After three days of his talks with Turkish defence officials, Wolfowitz said on 16 July: ‘The current regime in Iraq is a serious danger to the US and other countries. But the president has not made the hard decisions about what course to take.’ He also made clear that he had assured Turkish officials that the US was utterly opposed to the creation of a Kurdish state in northern Iraq. Ankara has expressed concern lest the collapse of the Baghdad regime should encourage Iraqi Kurds to set up a state, which would risk destabilising Kurdish-populated areas in eastern Turkey.
Wolfowitz arrived in Ankara amid a fresh political crisis, as several ministers have pulled out of the government headed by the ailing Prime Minister Bulent Ecevit. Elections are scheduled to take place on 3 November. Whatever government is formed after that date is expected to co-operate with US military plans for Iraq. However, Turkish officials are reported have expressed scepticism about the enterprise, particularly given the lack of clarity about what regime would follow the downfall of Saddam Hussein.
‘We would like to see an Iraq that’s democratic,’ Wolfowitz said. ‘The details of how that happens is not so simple. It’s a very complex subject.’
US vice-president Dick Cheney attended the London meeting of Iraqi exiles as an observer. The meeting, dominated by former military officers, was aimed at sending a message to officers inside Iraq to rise up against Saddam Hussein in the event of a coup attempt or an American invasion.
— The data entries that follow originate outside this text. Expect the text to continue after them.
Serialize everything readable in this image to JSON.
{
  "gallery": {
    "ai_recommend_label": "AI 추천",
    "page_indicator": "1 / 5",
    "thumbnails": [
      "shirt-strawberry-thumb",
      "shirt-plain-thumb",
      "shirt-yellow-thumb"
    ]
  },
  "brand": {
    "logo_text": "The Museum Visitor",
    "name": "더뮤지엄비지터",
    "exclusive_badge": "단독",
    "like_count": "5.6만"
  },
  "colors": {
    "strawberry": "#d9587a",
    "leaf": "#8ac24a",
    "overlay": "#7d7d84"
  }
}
Also present at the meeting was former Jordanian crown prince Hassan bin Talal, who said he was there strictly in a personal capacity. The Jordanian government has strongly denied suggestions that Jordan might provide military support facilities for the anti-Iraq operation.
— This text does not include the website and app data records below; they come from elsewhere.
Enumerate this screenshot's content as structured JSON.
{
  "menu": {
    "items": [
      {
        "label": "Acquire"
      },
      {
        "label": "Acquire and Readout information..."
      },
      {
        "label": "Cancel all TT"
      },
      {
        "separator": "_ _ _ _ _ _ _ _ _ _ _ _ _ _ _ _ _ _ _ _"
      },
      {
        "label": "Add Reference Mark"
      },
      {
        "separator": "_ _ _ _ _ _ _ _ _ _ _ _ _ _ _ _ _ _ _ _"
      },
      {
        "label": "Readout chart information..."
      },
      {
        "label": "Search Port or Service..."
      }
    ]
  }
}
Kuwait, another Iraqi neighbour expected to play a key role in any such operation, has made clear that it wants UN cover. ‘Kuwait does not support threats to hit Iraq,’ said Defence Minister Sheikh Jaber al-Hamad al-Sabah on 18 July. ‘Our acceptance for this matter is conditional on an international blanket decision within the global organisation.’